You don’t do anything by halves.  You don’t work small scale.  You like your cake, and you want to eat it too.  When you do a small unit tactics test, you can, in the same free action, name two different abilities.  You can make your small unit tactics test as normal, but the needed successes is the sum of both selected abilities.  Only other characters with this same quality can assist with your small unit tactics test, but characters without this quality can benefit from its result.  If you don’t get the needed successes of both abilities, neither triggers.


Daily Punch 5-29-15 Tactics Training positive quality for Shadowrun 5e

Been reading Run and Gun for a few missions.  I think small unit tactics don’t get enough love.  Let’s add some bonuses to that.

Tactics Training

Cost: 10 Karma

You drill, then you drill, and then….you drill some more!  After 10,000 thousand times doing the same thing again, you MIGHT just not screw it up!  When you are effected by a bonus from a small unit tactics ability, increase the bonus by 1, or increase any penalties the enemy is affected by by 1.

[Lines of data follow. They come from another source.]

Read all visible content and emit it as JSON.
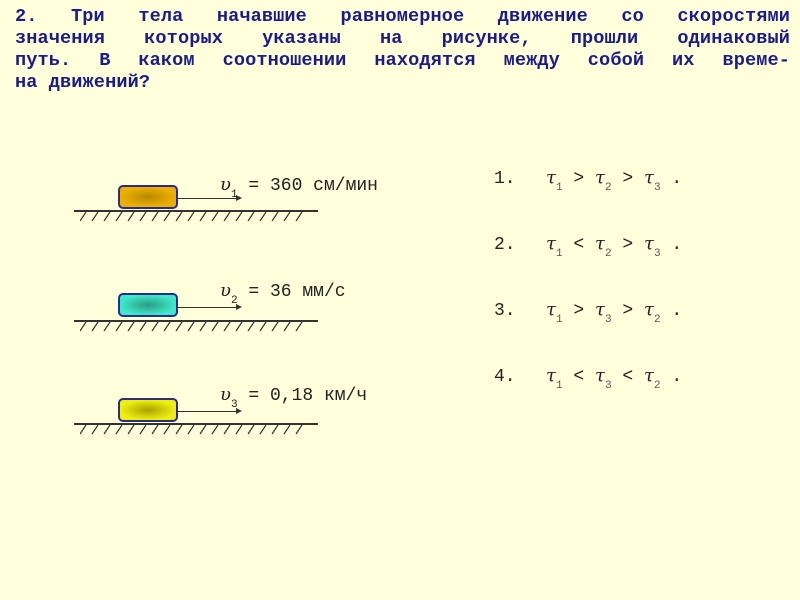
{
  "question": {
    "lines": [
      "2. Три тела начавшие равномерное движение со скоростями",
      "значения которых указаны на рисунке, прошли одинаковый",
      "путь. В каком соотношении находятся между собой их време-",
      "на движений?"
    ]
  },
  "scenes": [
    {
      "symbol": "υ",
      "index": "1",
      "text": " = 360 см/мин",
      "block_color": "#EDB000",
      "block_center": "#B98A00"
    },
    {
      "symbol": "υ",
      "index": "2",
      "text": " = 36 мм/с",
      "block_color": "#3EE8C8",
      "block_center": "#2A9C84"
    },
    {
      "symbol": "υ",
      "index": "3",
      "text": " = 0,18 км/ч",
      "block_color": "#EEEE10",
      "block_center": "#A9A200"
    }
  ],
  "answers": [
    {
      "num": "1.",
      "parts": [
        [
          "τ",
          "1",
          " > "
        ],
        [
          "τ",
          "2",
          " > "
        ],
        [
          "τ",
          "3",
          " ."
        ]
      ]
    },
    {
      "num": "2.",
      "parts": [
        [
          "τ",
          "1",
          " < "
        ],
        [
          "τ",
          "2",
          " > "
        ],
        [
          "τ",
          "3",
          " ."
        ]
      ]
    },
    {
      "num": "3.",
      "parts": [
        [
          "τ",
          "1",
          " > "
        ],
        [
          "τ",
          "3",
          " > "
        ],
        [
          "τ",
          "2",
          " ."
        ]
      ]
    },
    {
      "num": "4.",
      "parts": [
        [
          "τ",
          "1",
          " < "
        ],
        [
          "τ",
          "3",
          " < "
        ],
        [
          "τ",
          "2",
          " ."
        ]
      ]
    }
  ],
  "colors": {
    "background": "#FFFFDC",
    "question_text": "#1B1B8A",
    "body_text": "#222222"
  }
}
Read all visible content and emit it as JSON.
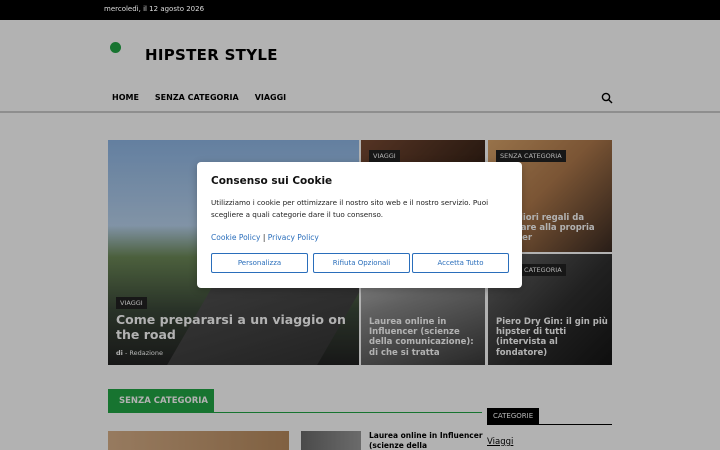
{
  "topbar": {
    "date": "mercoledì, il 12 agosto 2026"
  },
  "site": {
    "title": "HIPSTER STYLE",
    "accent_color": "#22a645"
  },
  "nav": {
    "items": [
      "HOME",
      "SENZA CATEGORIA",
      "VIAGGI"
    ]
  },
  "search": {
    "icon": "search-icon"
  },
  "featured": {
    "main": {
      "tag": "VIAGGI",
      "title": "Come prepararsi a un viaggio on the road",
      "author_prefix": "di",
      "author": "Redazione"
    },
    "top_middle": {
      "tag": "VIAGGI"
    },
    "top_right": {
      "tag": "SENZA CATEGORIA",
      "title": "I migliori regali da regalare alla propria partner"
    },
    "bottom_middle": {
      "title": "Laurea online in Influencer (scienze della comunicazione): di che si tratta"
    },
    "bottom_right": {
      "tag": "SENZA CATEGORIA",
      "title": "Piero Dry Gin: il gin più hipster di tutti (intervista al fondatore)"
    }
  },
  "section": {
    "title": "SENZA CATEGORIA",
    "article_title": "Laurea online in Influencer (scienze della"
  },
  "sidebar": {
    "title": "CATEGORIE",
    "link": "Viaggi"
  },
  "cookie": {
    "title": "Consenso sui Cookie",
    "message": "Utilizziamo i cookie per ottimizzare il nostro sito web e il nostro servizio. Puoi scegliere a quali categorie dare il tuo consenso.",
    "cookie_policy": "Cookie Policy",
    "separator": "|",
    "privacy_policy": "Privacy Policy",
    "buttons": {
      "customize": "Personalizza",
      "reject": "Rifiuta Opzionali",
      "accept": "Accetta Tutto"
    }
  }
}
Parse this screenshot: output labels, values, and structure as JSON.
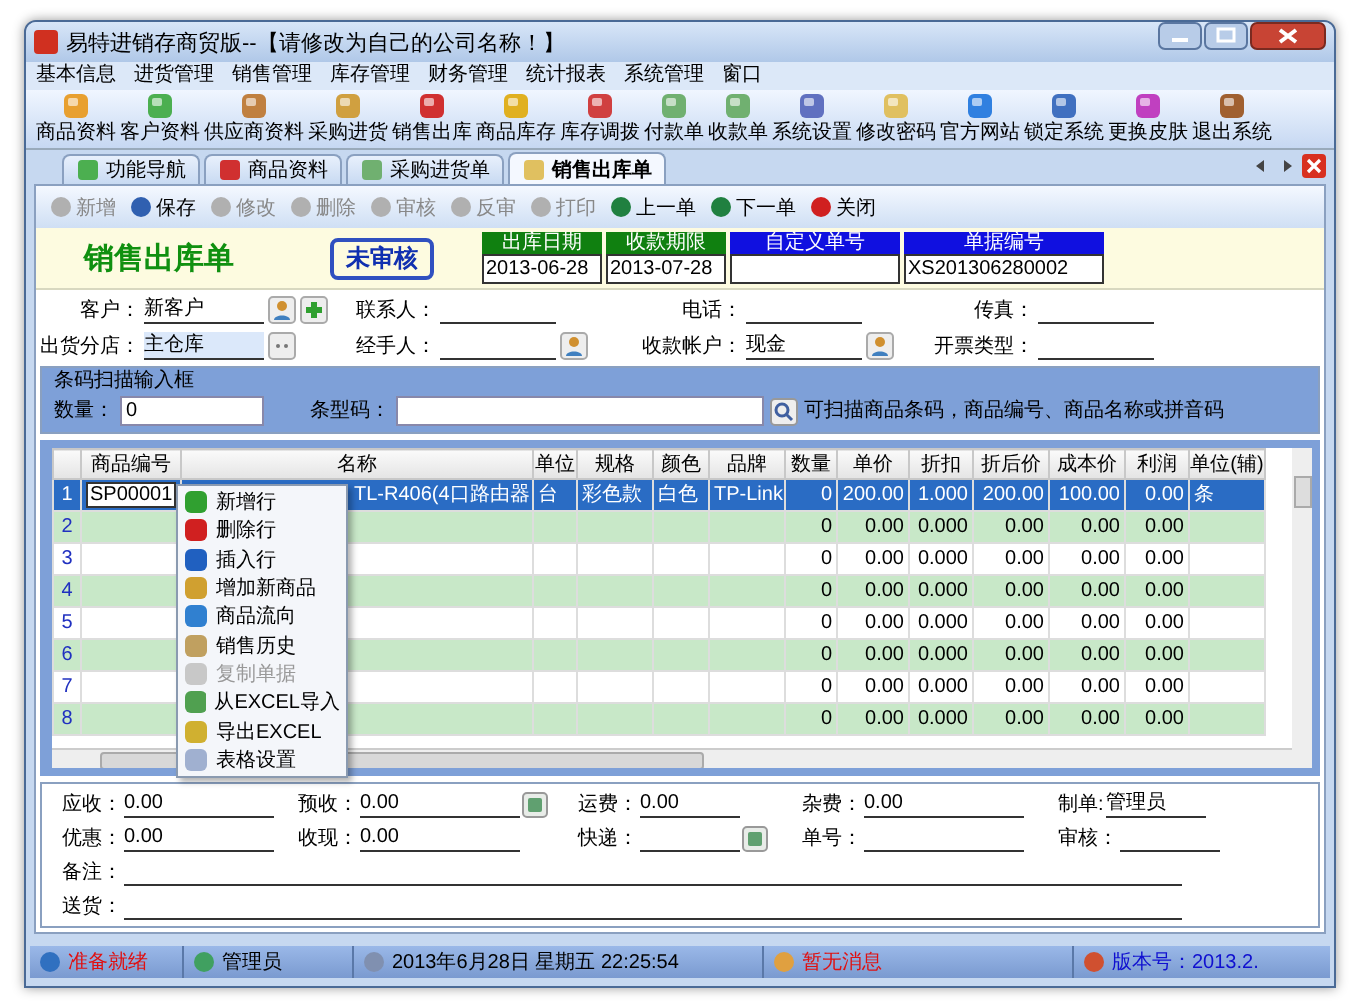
{
  "window": {
    "title": "易特进销存商贸版--【请修改为自己的公司名称！】"
  },
  "menu": [
    "基本信息",
    "进货管理",
    "销售管理",
    "库存管理",
    "财务管理",
    "统计报表",
    "系统管理",
    "窗口"
  ],
  "toolbar": [
    "商品资料",
    "客户资料",
    "供应商资料",
    "采购进货",
    "销售出库",
    "商品库存",
    "库存调拨",
    "付款单",
    "收款单",
    "系统设置",
    "修改密码",
    "官方网站",
    "锁定系统",
    "更换皮肤",
    "退出系统"
  ],
  "tabs": [
    {
      "label": "功能导航",
      "selected": false
    },
    {
      "label": "商品资料",
      "selected": false
    },
    {
      "label": "采购进货单",
      "selected": false
    },
    {
      "label": "销售出库单",
      "selected": true
    }
  ],
  "actions": [
    {
      "label": "新增",
      "disabled": true
    },
    {
      "label": "保存",
      "disabled": false
    },
    {
      "label": "修改",
      "disabled": true
    },
    {
      "label": "删除",
      "disabled": true
    },
    {
      "label": "审核",
      "disabled": true
    },
    {
      "label": "反审",
      "disabled": true
    },
    {
      "label": "打印",
      "disabled": true
    },
    {
      "label": "上一单",
      "disabled": false
    },
    {
      "label": "下一单",
      "disabled": false
    },
    {
      "label": "关闭",
      "disabled": false
    }
  ],
  "header": {
    "title": "销售出库单",
    "status": "未审核",
    "fields": [
      {
        "label": "出库日期",
        "value": "2013-06-28",
        "color": "#108010"
      },
      {
        "label": "收款期限",
        "value": "2013-07-28",
        "color": "#108010"
      },
      {
        "label": "自定义单号",
        "color": "#1010e0"
      },
      {
        "label": "单据编号",
        "value": "XS201306280002",
        "color": "#1010e0"
      }
    ]
  },
  "form": [
    [
      {
        "label": "客户：",
        "value": "新客户",
        "kind": "lookup_add"
      },
      {
        "label": "联系人：",
        "kind": "plain"
      },
      {
        "label": "电话：",
        "kind": "plain"
      },
      {
        "label": "传真：",
        "kind": "plain"
      }
    ],
    [
      {
        "label": "出货分店：",
        "value": "主仓库",
        "kind": "branch"
      },
      {
        "label": "经手人：",
        "kind": "lookup"
      },
      {
        "label": "收款帐户：",
        "value": "现金",
        "kind": "lookup"
      },
      {
        "label": "开票类型：",
        "kind": "plain"
      }
    ]
  ],
  "barcode": {
    "title": "条码扫描输入框",
    "qty_label": "数量：",
    "qty": "0",
    "code_label": "条型码：",
    "hint": "可扫描商品条码，商品编号、商品名称或拼音码"
  },
  "grid": {
    "columns": [
      "商品编号",
      "名称",
      "单位",
      "规格",
      "颜色",
      "品牌",
      "数量",
      "单价",
      "折扣",
      "折后价",
      "成本价",
      "利润",
      "单位(辅)"
    ],
    "rows": [
      {
        "num": "1",
        "selected": true,
        "cells": [
          "SP00001",
          "TL-R406(4口路由器",
          "台",
          "彩色款",
          "白色",
          "TP-Link",
          "0",
          "200.00",
          "1.000",
          "200.00",
          "100.00",
          "0.00",
          "条"
        ]
      },
      {
        "num": "2",
        "selected": false,
        "cells": [
          "",
          "",
          "",
          "",
          "",
          "",
          "0",
          "0.00",
          "0.000",
          "0.00",
          "0.00",
          "0.00",
          ""
        ]
      },
      {
        "num": "3",
        "selected": false,
        "cells": [
          "",
          "",
          "",
          "",
          "",
          "",
          "0",
          "0.00",
          "0.000",
          "0.00",
          "0.00",
          "0.00",
          ""
        ]
      },
      {
        "num": "4",
        "selected": false,
        "cells": [
          "",
          "",
          "",
          "",
          "",
          "",
          "0",
          "0.00",
          "0.000",
          "0.00",
          "0.00",
          "0.00",
          ""
        ]
      },
      {
        "num": "5",
        "selected": false,
        "cells": [
          "",
          "",
          "",
          "",
          "",
          "",
          "0",
          "0.00",
          "0.000",
          "0.00",
          "0.00",
          "0.00",
          ""
        ]
      },
      {
        "num": "6",
        "selected": false,
        "cells": [
          "",
          "",
          "",
          "",
          "",
          "",
          "0",
          "0.00",
          "0.000",
          "0.00",
          "0.00",
          "0.00",
          ""
        ]
      },
      {
        "num": "7",
        "selected": false,
        "cells": [
          "",
          "",
          "",
          "",
          "",
          "",
          "0",
          "0.00",
          "0.000",
          "0.00",
          "0.00",
          "0.00",
          ""
        ]
      },
      {
        "num": "8",
        "selected": false,
        "cells": [
          "",
          "",
          "",
          "",
          "",
          "",
          "0",
          "0.00",
          "0.000",
          "0.00",
          "0.00",
          "0.00",
          ""
        ]
      }
    ]
  },
  "context_menu": [
    {
      "label": "新增行",
      "disabled": false
    },
    {
      "label": "删除行",
      "disabled": false
    },
    {
      "label": "插入行",
      "disabled": false
    },
    {
      "label": "增加新商品",
      "disabled": false
    },
    {
      "label": "商品流向",
      "disabled": false
    },
    {
      "label": "销售历史",
      "disabled": false
    },
    {
      "label": "复制单据",
      "disabled": true
    },
    {
      "label": "从EXCEL导入",
      "disabled": false
    },
    {
      "label": "导出EXCEL",
      "disabled": false
    },
    {
      "label": "表格设置",
      "disabled": false
    }
  ],
  "summary": [
    [
      {
        "label": "应收：",
        "value": "0.00",
        "kind": "plain"
      },
      {
        "label": "预收：",
        "value": "0.00",
        "kind": "lookup"
      },
      {
        "label": "运费：",
        "value": "0.00",
        "kind": "plain"
      },
      {
        "label": "杂费：",
        "value": "0.00",
        "kind": "plain"
      },
      {
        "label": "制单:",
        "value": "管理员",
        "kind": "plain"
      }
    ],
    [
      {
        "label": "优惠：",
        "value": "0.00",
        "kind": "plain"
      },
      {
        "label": "收现：",
        "value": "0.00",
        "kind": "plain"
      },
      {
        "label": "快递：",
        "kind": "lookup"
      },
      {
        "label": "单号：",
        "kind": "plain"
      },
      {
        "label": "审核：",
        "kind": "plain"
      }
    ],
    [
      {
        "label": "备注：",
        "kind": "wide"
      }
    ],
    [
      {
        "label": "送货：",
        "kind": "wide"
      }
    ]
  ],
  "status_bar": [
    {
      "text": "准备就绪",
      "color": "#e01010"
    },
    {
      "text": "管理员",
      "color": "#000000"
    },
    {
      "text": "2013年6月28日   星期五     22:25:54",
      "color": "#000000"
    },
    {
      "text": "暂无消息",
      "color": "#e01010"
    },
    {
      "text": "版本号：2013.2.",
      "color": "#1010d0"
    }
  ]
}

Daily Punch 5-28-15 Collapsible Poll item for DnD 5e

You know why haflings are horrible thieves?  10 foot poll is three size categories larger than them!  How they going to get this anywhere?  Let’s fix that.

Collapsible Poll

Cost: 20 gp

A 10 lb iron poll. that collapses into a one foot dowel.  It takes an  action to extend the poll.  It ways enough when swung at  a foot pad to set it off with the weight of an average medium creature.